## WORK INSTRUCTIONS
The answer must consist of every line below that contains the word "خرید".

[SUPPLIED MATERIAL — start]

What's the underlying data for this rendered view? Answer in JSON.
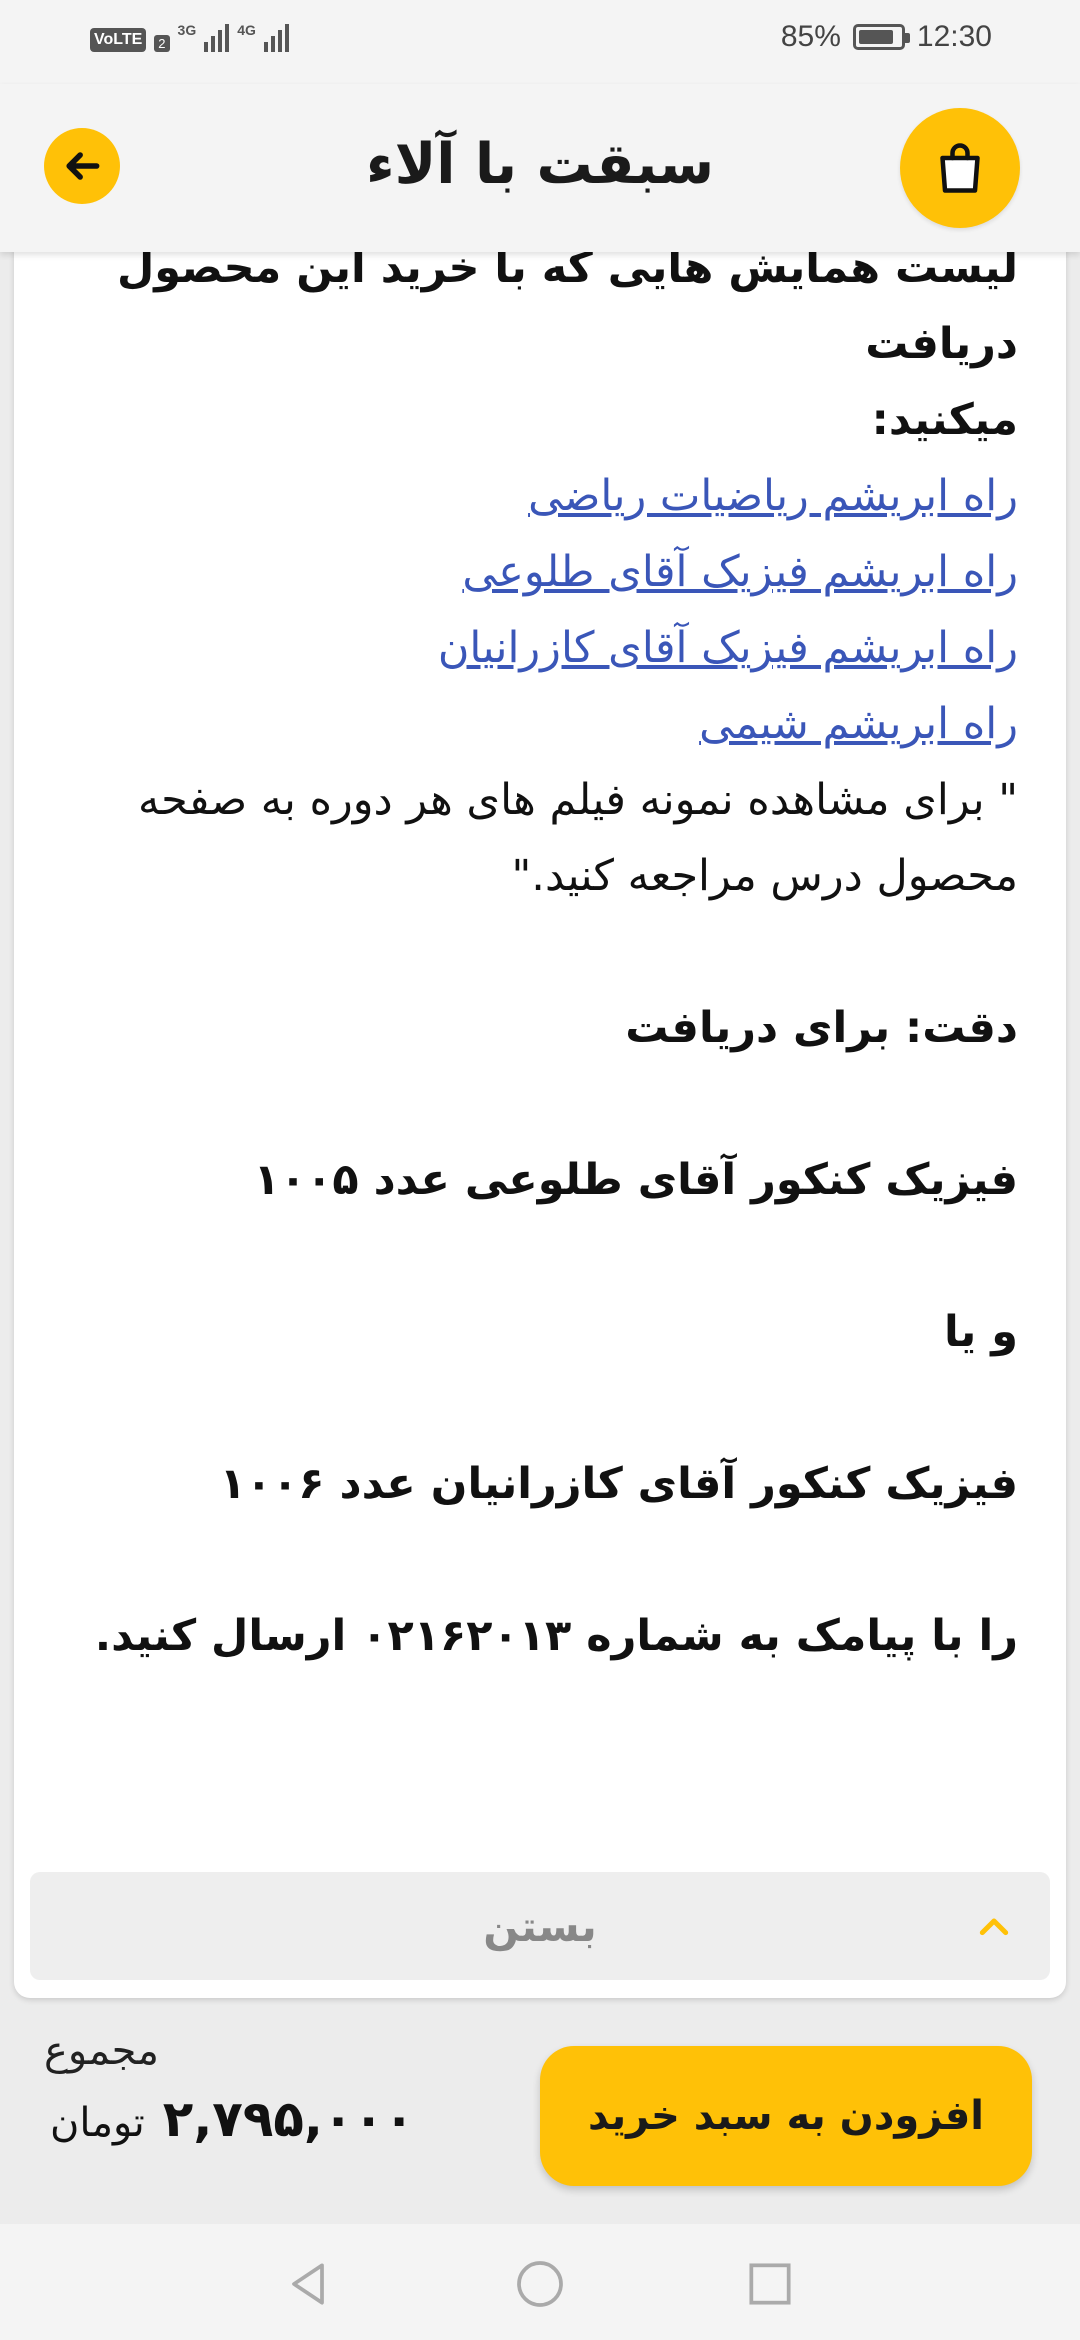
{
  "status_bar": {
    "volte": "VoLTE",
    "sim_slot": "2",
    "network_1": "3G",
    "network_2": "4G",
    "battery_percent": "85%",
    "battery_level": 0.85,
    "time": "12:30"
  },
  "header": {
    "title": "سبقت با آلاء",
    "back_icon": "arrow-left-icon",
    "cart_icon": "shopping-bag-icon",
    "accent_color": "#ffc107"
  },
  "content": {
    "intro_line1": "لیست همایش هایی که با خرید این محصول دریافت",
    "intro_line2": "میکنید:",
    "links": [
      "راه ابریشم ریاضیات ریاضی",
      "راه ابریشم فیزیک آقای طلوعی",
      "راه ابریشم فیزیک آقای کازرانیان",
      "راه ابریشم شیمی"
    ],
    "note_line1": "\" برای مشاهده نمونه فیلم های هر دوره به صفحه",
    "note_line2": "محصول درس مراجعه کنید.\"",
    "attention": "دقت: برای دریافت",
    "option1": "فیزیک کنکور  آقای طلوعی عدد ۱۰۰۵",
    "or": "و یا",
    "option2": "فیزیک کنکور آقای کازرانیان عدد ۱۰۰۶",
    "sms_line": "را با پیامک به شماره ۰۲۱۶۲۰۱۳ ارسال کنید."
  },
  "collapse": {
    "label": "بستن",
    "icon": "chevron-up-icon"
  },
  "footer": {
    "total_label": "مجموع",
    "total_amount": "۲,۷۹۵,۰۰۰",
    "currency": "تومان",
    "add_to_cart": "افزودن به سبد خرید"
  },
  "nav": {
    "back": "nav-back-icon",
    "home": "nav-home-icon",
    "recent": "nav-recent-icon"
  }
}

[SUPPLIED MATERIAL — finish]

## EXERCISE ANSWER
    "intro_line1": "لیست همایش هایی که با خرید این محصول دریافت",
    "add_to_cart": "افزودن به سبد خرید"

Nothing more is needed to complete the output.